Some Milford school projects delayed in $99.7M budget

The MIlford Board of Education discusses Superintendent Anna Cutaia's 2021-22 budget proposal at one of its January budget workshops.

The MIlford Board of Education discusses Superintendent Anna Cutaia’s 2021-22 budget proposal at one of its January budget workshops.

Zoom screen capture

MILFORD — The Board of Education approved a budget members said meets the needs of the city’s students, but puts off most of their wants.

“I think the administration has had to make difficult choices,” board Chairman Susan Glennon said. “I’m confident this administration knows what’s needed.”

The board decided in a 9-1 vote last month to approve Superintendent Anna Cutaia’s $99.7 million proposal. It’s a decision board member Andrew Fowler opposed, citing a continuing trend of rising costs and declining enrollment projections.

“Next year, we could be here (over) $100 million,” he said. “It’s important for future boards to have honest and tough conversations and tackle the issue, but not at the expense of students and their well-being.”

Board member Adam De Young also expressed disappointment in the budget, but for a different reason. De Young rejected the idea that the budget was fiscally responsible, instead characterizing it as “fiscally conservative” and saying that should not be the board’s mission.

“We were sent here to invest in our kids,” he said. “We need to keep that in mind as we continue to look at future budgets.”

De Young said the time was seemingly never right to invest in education.

“I’ve been on the board for four years, and for four years I’ve heard that economic times were very difficult,” he said. “No doubt there are challenges facing our city and our residents, but it also is imperative that we educate our kids and invest in our kids, and it’s critical that we do so.”

Fowler was the lone vote against passing Cutaia’s budget.

The budget that the board approved represents an increase of 2.25 percent over the current year.

“This budget represents hopes and dreams for our students and staff that were unrealized in the 2020-2021 school year due to needing to put things ‘on hold’ because of our district’s response to the pandemic crisis,” Cutaia wrote in her budget letter.

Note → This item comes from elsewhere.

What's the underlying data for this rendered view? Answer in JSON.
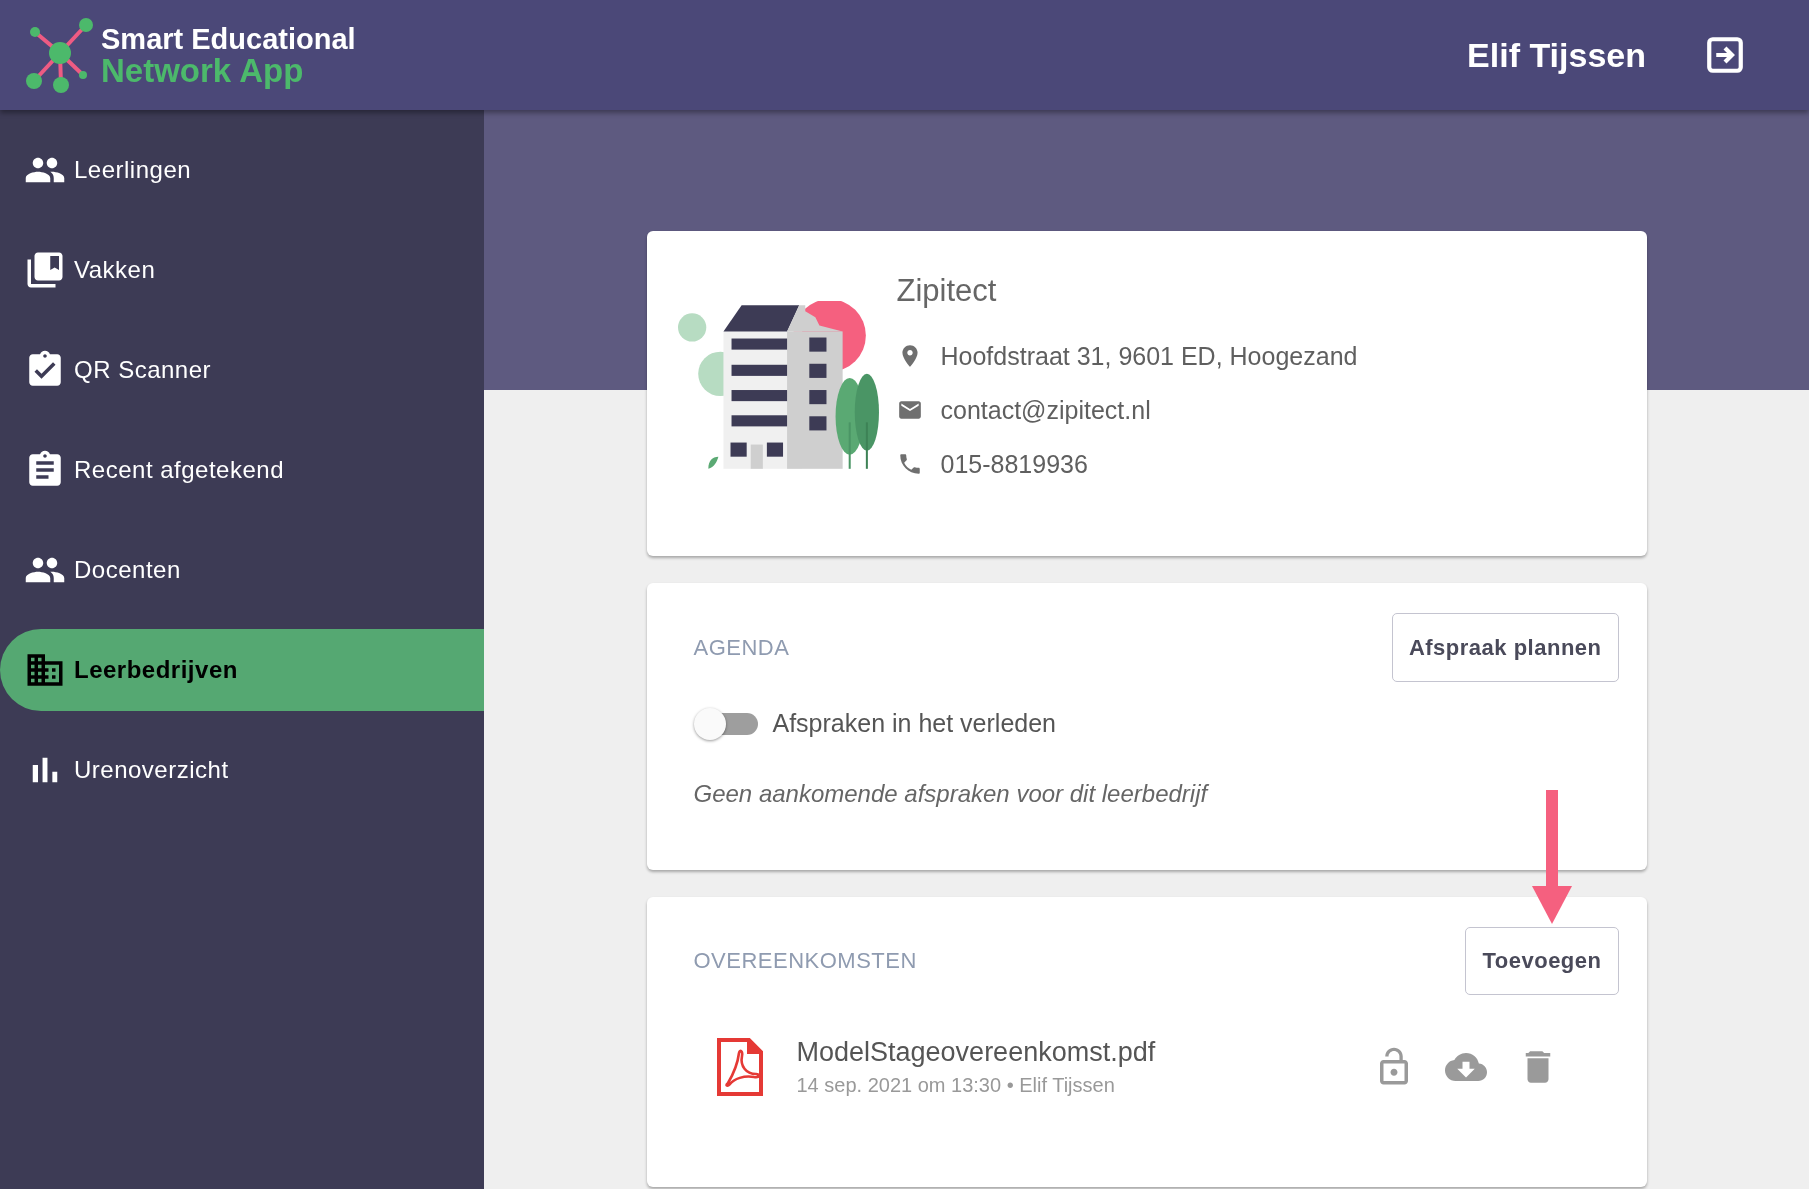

“Many program improvements and new initiatives were deferred because of the unanticipated costs related to opening schools under strict health and safety guidelines due to COVID-19,” Cutaia wrote. “This proposal continues to move our school district forward with essential program improvements yet is mindful of economic conditions facing our community.”

The budget proposal includes funds to expand the world language program to third grade, meaning Milford students now have a four-year (K-3) elementary program. Cutaia also included funding for upgrades to the district’s science curriculum and science labs at the elementary and secondary school levels.

But like the current budget, next year’s proposal also puts off numerous improvements, Cutaia wrote.

“The renovation of the Foran school library will need to be done but will be put on hold and will likely take two phases of work,” she wrote. “As with Jonathan Law’s library, we plan to make it a more 21st century learning space to better meet student learning needs.”

The 2021-22 budget also delays adding green screens for video productions to the elementary schools, cameras and camcorders for journalism, art and business classes at the high schools, interactive display panels for district-wide art and music programs, and curriculum revisions in middle school and high school language arts, elementary school counseling programs, middle school health, elementary school literacy and social studies and career education at the middle school level.

Glennon, in her own comments to Milford’s municipal leaders, said she hoped the programs that were put off would come to fruition in future years.

“The board is resolute in our shared belief that we must continue the momentum on the path towards being a forward-thinking district that is aligned with 21st century learning expectations, even if it must be with baby steps for now,” she wrote. “We believe this budget proposal accomplishes this, and demonstrates a balance between fiscal responsibility and support for core instructional programs while addressing the unique situation we find ourselves in.”

deng@trumbulltimes.com